The road to Hanover is blocked by a British reinforced infantry battlegroup. The Soviet advanced guard tasked with pushing it aside included a motorized rifle battalion supported by a slightly understrength tank battalion. Initial troop dispositions (see the attached OOB) are as shown in the picture below. Looking south, the Soviet force is on the right and what I understood of the British deployment, on the left. Please note, for future images, that north is at the bottom of the map.
The advanced guard was ordered to launch a pre-dawn attack, driving the British off before they could organize their defense, and protected by darkness until they were on top of the British.
The broken nature of the terrain (i.e. lots of crossing checks at night) slowed the Soviet advance. The transports in the south moved to firing positions in case British reinforcements and the two dismounted infantry companies in the north advanced on the British infantry, followed by the FO and those BMPs that didn’t bog down. In the center, the third infantry debarked and the infantry and their supporting BMPs advanced, accompanied by a tank company to their left. The darkness hindered (i.e. completely stymied) all attempts to engage the British.
The British response was swift. They managed to acquire (with their artillery) and pin both of the advancing Soviet motor rifle companies in the north, including their SA-14 gunners. Then a flight of Harriers arrived outside the acquisition range of the SA-13 battery and destroyed two Acacias and three BMP-2s. A Chieftain troop arrived from the NATO lines in the north and destroyed two BMPs on the northern wood edge (completing the destruction of that detachment), and another Chieftain troop arrived in the south and destroyed a pair of BMPs there.
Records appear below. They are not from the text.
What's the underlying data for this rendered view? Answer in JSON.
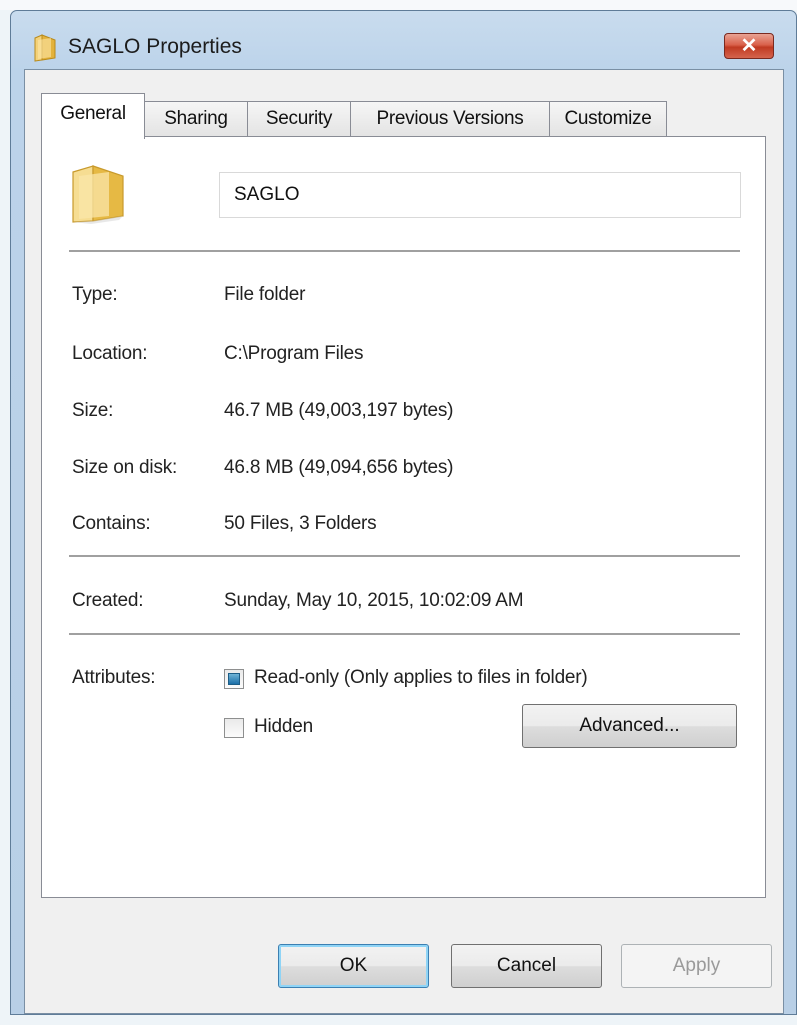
{
  "window": {
    "title": "SAGLO Properties",
    "close_label": "✕"
  },
  "tabs": [
    {
      "label": "General",
      "active": true
    },
    {
      "label": "Sharing",
      "active": false
    },
    {
      "label": "Security",
      "active": false
    },
    {
      "label": "Previous Versions",
      "active": false
    },
    {
      "label": "Customize",
      "active": false
    }
  ],
  "general": {
    "name_value": "SAGLO",
    "type_label": "Type:",
    "type_value": "File folder",
    "location_label": "Location:",
    "location_value": "C:\\Program Files",
    "size_label": "Size:",
    "size_value": "46.7 MB (49,003,197 bytes)",
    "size_on_disk_label": "Size on disk:",
    "size_on_disk_value": "46.8 MB (49,094,656 bytes)",
    "contains_label": "Contains:",
    "contains_value": "50 Files, 3 Folders",
    "created_label": "Created:",
    "created_value": "Sunday, May 10, 2015, 10:02:09 AM",
    "attributes_label": "Attributes:",
    "readonly_label": "Read-only (Only applies to files in folder)",
    "readonly_state": "indeterminate",
    "hidden_label": "Hidden",
    "hidden_checked": false,
    "advanced_label": "Advanced..."
  },
  "buttons": {
    "ok": "OK",
    "cancel": "Cancel",
    "apply": "Apply"
  },
  "colors": {
    "title_bar": "#bcd3ea",
    "close_button": "#c8452f",
    "checkbox_fill": "#1b6fa8",
    "folder": "#e8c25a"
  }
}
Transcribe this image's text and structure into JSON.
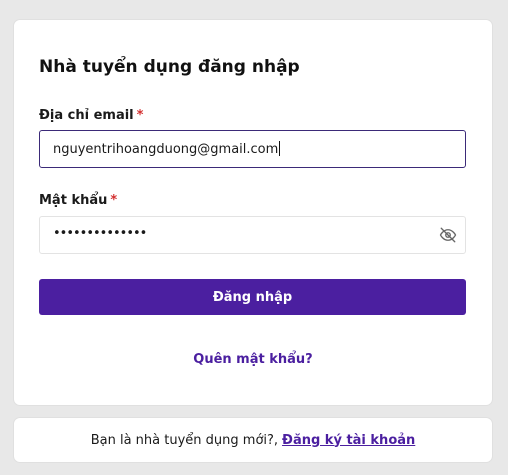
{
  "login_card": {
    "title": "Nhà tuyển dụng đăng nhập",
    "email_label": "Địa chỉ email",
    "password_label": "Mật khẩu",
    "required_mark": "*",
    "email_value": "nguyentrihoangduong@gmail.com",
    "password_value": "••••••••••••••",
    "submit_label": "Đăng nhập",
    "forgot_label": "Quên mật khẩu?"
  },
  "footer": {
    "prompt": "Bạn là nhà tuyển dụng mới?,",
    "register_label": "Đăng ký tài khoản"
  },
  "icons": {
    "password_toggle": "eye-off-icon"
  },
  "colors": {
    "primary": "#4b1fa0",
    "required": "#d32f2f",
    "focus_border": "#3b2a78",
    "background": "#e8e8e8"
  }
}
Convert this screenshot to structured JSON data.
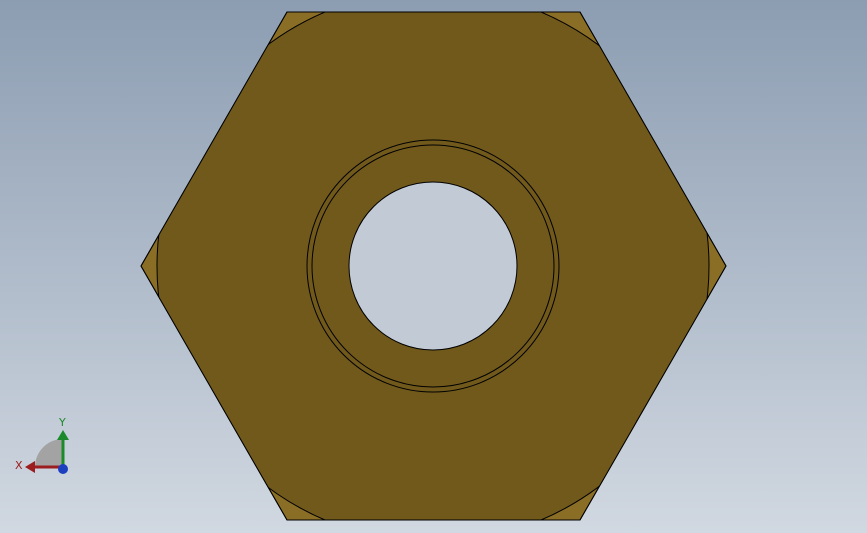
{
  "colors": {
    "background_top": "#8c9db2",
    "background_bottom": "#d1d8e1",
    "part_face": "#71591c",
    "part_chamfer": "#8a6e26",
    "edge": "#000000",
    "hole": "#c2cad6",
    "axis_x": "#9b1d1d",
    "axis_y": "#1c8a2a",
    "axis_z": "#1c3fbf",
    "triad_quadrant": "#a3a3a3"
  },
  "triad": {
    "x_label": "X",
    "y_label": "Y"
  }
}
The remaining Soviet tank company advanced, a straggling recon BMP made it to the front, and the remaining Acacia fled the battle. A general firefight broke out between the Soviet and British tanks, with ATGMs contributing on both sides. Another BMP in the south was destroyed and the southern Chieftain troop withdrew from the battle. British artillery continued fire on the Soviet infantry in the north, keeping one of them pinned. The Harriers repeated their attack but this time the Soviet antiaircraft gunners were ready and manpads accounted for two of them. The remaining two attacked one of the tank companies, destroying one and causing another to bail out. Meanwhile a Milan sniped and killed another BMP in the south.
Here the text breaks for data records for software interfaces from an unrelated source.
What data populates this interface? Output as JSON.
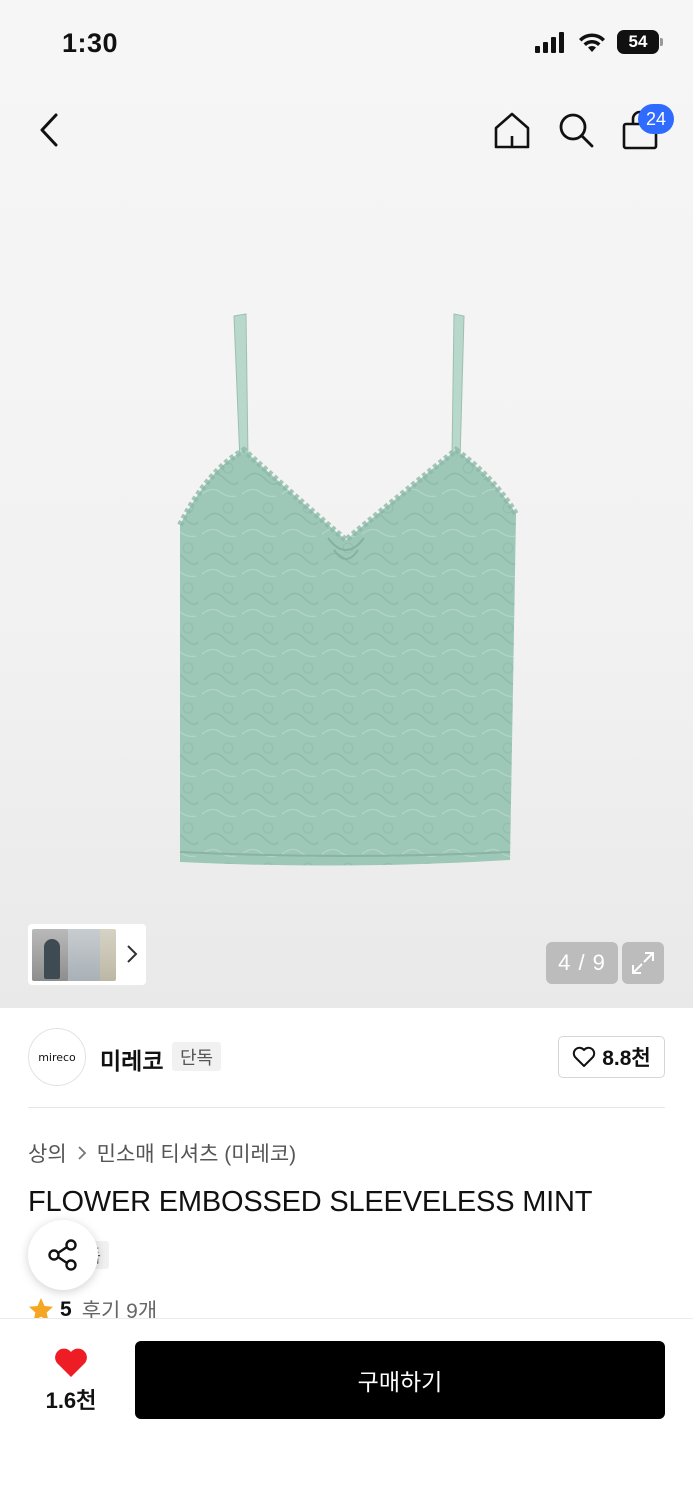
{
  "status_bar": {
    "time": "1:30",
    "battery": "54"
  },
  "header": {
    "cart_badge": "24"
  },
  "gallery": {
    "counter": "4 / 9"
  },
  "brand": {
    "logo_text": "mireco",
    "name": "미레코",
    "exclusive_label": "단독",
    "likes": "8.8천"
  },
  "breadcrumb": {
    "category": "상의",
    "subcategory": "민소매 티셔츠 (미레코)"
  },
  "product": {
    "title": "FLOWER EMBOSSED SLEEVELESS MINT",
    "exclusive_label": "단독",
    "rating": "5",
    "reviews": "후기 9개",
    "color": "#9dc7b6"
  },
  "bottom_bar": {
    "wish_count": "1.6천",
    "buy_label": "구매하기"
  },
  "colors": {
    "accent_badge": "#2f6bff",
    "heart": "#ee1c25",
    "star": "#f5a623"
  }
}
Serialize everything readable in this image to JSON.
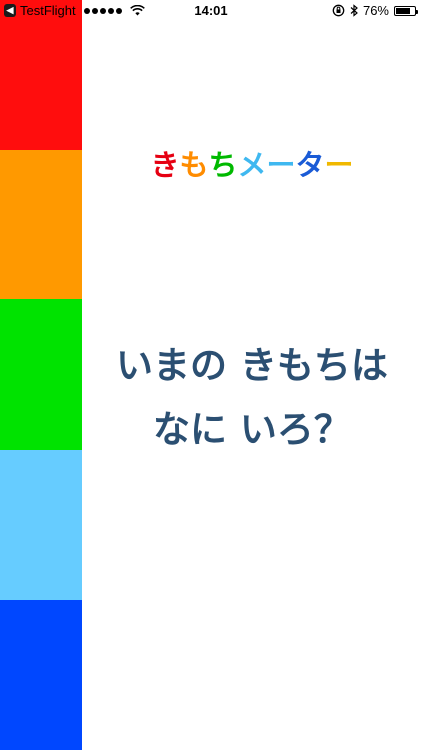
{
  "status_bar": {
    "back_app": "TestFlight",
    "back_badge": "◀",
    "time": "14:01",
    "battery_text": "76%",
    "battery_level": 0.76
  },
  "color_strip": [
    {
      "name": "red",
      "color": "#ff0d0d"
    },
    {
      "name": "orange",
      "color": "#ff9900"
    },
    {
      "name": "green",
      "color": "#00e300"
    },
    {
      "name": "light-blue",
      "color": "#66ccff"
    },
    {
      "name": "blue",
      "color": "#0047ff"
    }
  ],
  "logo": {
    "chars": [
      {
        "text": "き",
        "color": "#e60012"
      },
      {
        "text": "も",
        "color": "#ff8c00"
      },
      {
        "text": "ち",
        "color": "#00b900"
      },
      {
        "text": "メ",
        "color": "#3fb8f0"
      },
      {
        "text": "ー",
        "color": "#3fb8f0"
      },
      {
        "text": "タ",
        "color": "#1a5bd6"
      },
      {
        "text": "ー",
        "color": "#f0b800"
      }
    ]
  },
  "question": {
    "line1": "いまの きもちは",
    "line2": "なに いろ？"
  }
}
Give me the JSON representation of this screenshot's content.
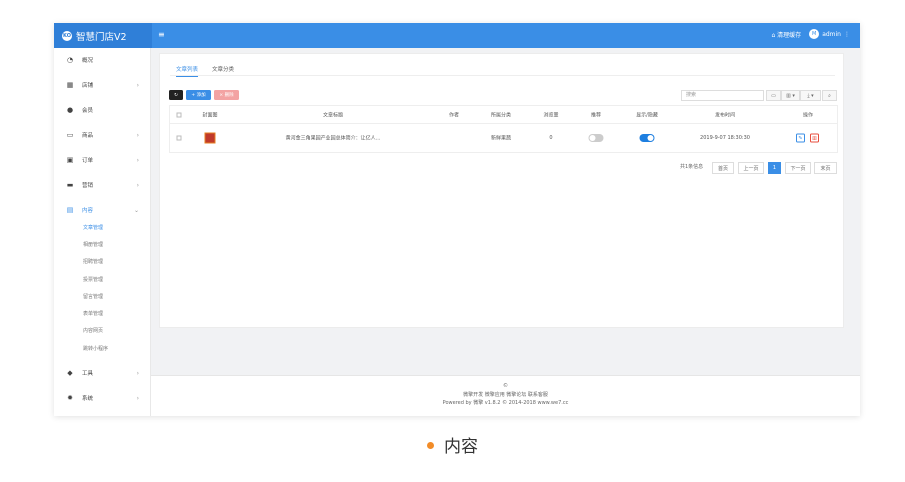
{
  "app": {
    "brand_logo": "KO",
    "brand_name": "智慧门店V2",
    "menu_toggle": "≡",
    "clear_cache": "清理缓存",
    "user_initial": "M",
    "user_name": "admin",
    "more_icon": "⋮"
  },
  "sidebar": {
    "items": [
      {
        "icon": "dashboard-icon",
        "glyph": "◔",
        "label": "概况",
        "has_arrow": false
      },
      {
        "icon": "grid-icon",
        "glyph": "▦",
        "label": "店铺",
        "has_arrow": true
      },
      {
        "icon": "users-icon",
        "glyph": "●",
        "label": "会员",
        "has_arrow": false
      },
      {
        "icon": "cart-icon",
        "glyph": "▭",
        "label": "商品",
        "has_arrow": true
      },
      {
        "icon": "order-icon",
        "glyph": "▣",
        "label": "订单",
        "has_arrow": true
      },
      {
        "icon": "flag-icon",
        "glyph": "▬",
        "label": "营销",
        "has_arrow": true
      },
      {
        "icon": "document-icon",
        "glyph": "▤",
        "label": "内容",
        "has_arrow": true
      },
      {
        "icon": "cube-icon",
        "glyph": "◆",
        "label": "工具",
        "has_arrow": true
      },
      {
        "icon": "gear-icon",
        "glyph": "✹",
        "label": "系统",
        "has_arrow": true
      }
    ],
    "sub_items": [
      "文章管理",
      "相册管理",
      "招聘管理",
      "投票管理",
      "留言管理",
      "表单管理",
      "内容网页",
      "跳转小程序"
    ]
  },
  "tabs": [
    "文章列表",
    "文章分类"
  ],
  "toolbar": {
    "refresh": "↻",
    "add": "+ 添加",
    "delete": "× 删除",
    "search_placeholder": "搜索",
    "view_btn": "▭",
    "columns_btn": "▥ ▾",
    "export_btn": "⤓ ▾",
    "search_btn": "⌕"
  },
  "table": {
    "headers": [
      "封面图",
      "文章标题",
      "作者",
      "所属分类",
      "浏览量",
      "推荐",
      "显示/隐藏",
      "发布时间",
      "操作"
    ],
    "rows": [
      {
        "title": "黄河金三角果园产业园总体简介：让亿人...",
        "author": "",
        "category": "新鲜果蔬",
        "views": "0",
        "recommended": false,
        "visible": true,
        "published": "2019-9-07 18:30:30"
      }
    ]
  },
  "pager": {
    "summary": "共1条信息",
    "first": "首页",
    "prev": "上一页",
    "current": "1",
    "next": "下一页",
    "last": "末页"
  },
  "footer": {
    "line1": "©",
    "line2": "微擎开发 微擎应用 微擎论坛 联系客服",
    "line3": "Powered by 微擎 v1.8.2 © 2014-2018 www.we7.cc"
  },
  "caption": "内容",
  "colors": {
    "primary": "#3a8ee6",
    "danger": "#f08a8a",
    "accent": "#f28c28"
  }
}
The remaining BMPs in the south moved north to support the dismounted MR company. The tank battalion continued to engage the Chieftains in the north without damaging any. For their part, the Chieftains managed to kill a T-72 and reversed into the woods, and a Milan team destroyed one of the recon BMPs. Continued fire destroyed the two infantry companies to the last stand.
And the sun rose. The firefight continued, with one of the bogged Chieftains making it to their woodline and accurate fire continuing to whittle away at the Soviet tanks. The Soviet tanks in the center engaged at trying to blow the Milan section (with four launchers) out of the building on the road on the east edge of the board.
The ongoing firefight saw TOW-armed Lynxes destroy one T-72 and the Soviet tanks destroying two Chieftains.
By this point, things quieted down a bit because the British armor and air support had pulled out of the battle and the Soviet force, with a single infantry company that was smaller than any of the British platoons, the Soviet force didn’t have the ability to take their objective.
The battle ended on turn 7 with a British victory. The Soviets lost four units and the British lost none.
Attacking at night is much harder than it looks. Darkness doesn’t hide the attacker nearly as well as it hides a stationary gone-to-ground, dug-in defender.
Keep in mind that at night one’s antiaircraft assets have a maximum LOS range of only 24” and that’s if they roll well. The Harriers cleverly concentrated their attacks at over 24” from my SA-13s.
Concentrate forces. I didn’t and I paid for it.
Don’t obsess about minefields. I paid too much attention to the one in my line and it halted my attack for a turn or so.
On several occasions (OK – short occasions) I thought things were about to break loose but they quickly self-corrected to my ongoing downward spiral... ;-)
One good thing about miniatures battles is that after the battle you can retire to the club!
Lest the NATO minions think this is anything more than a minor setback, please consider the following footage of the Soviet Army as they advance to the front!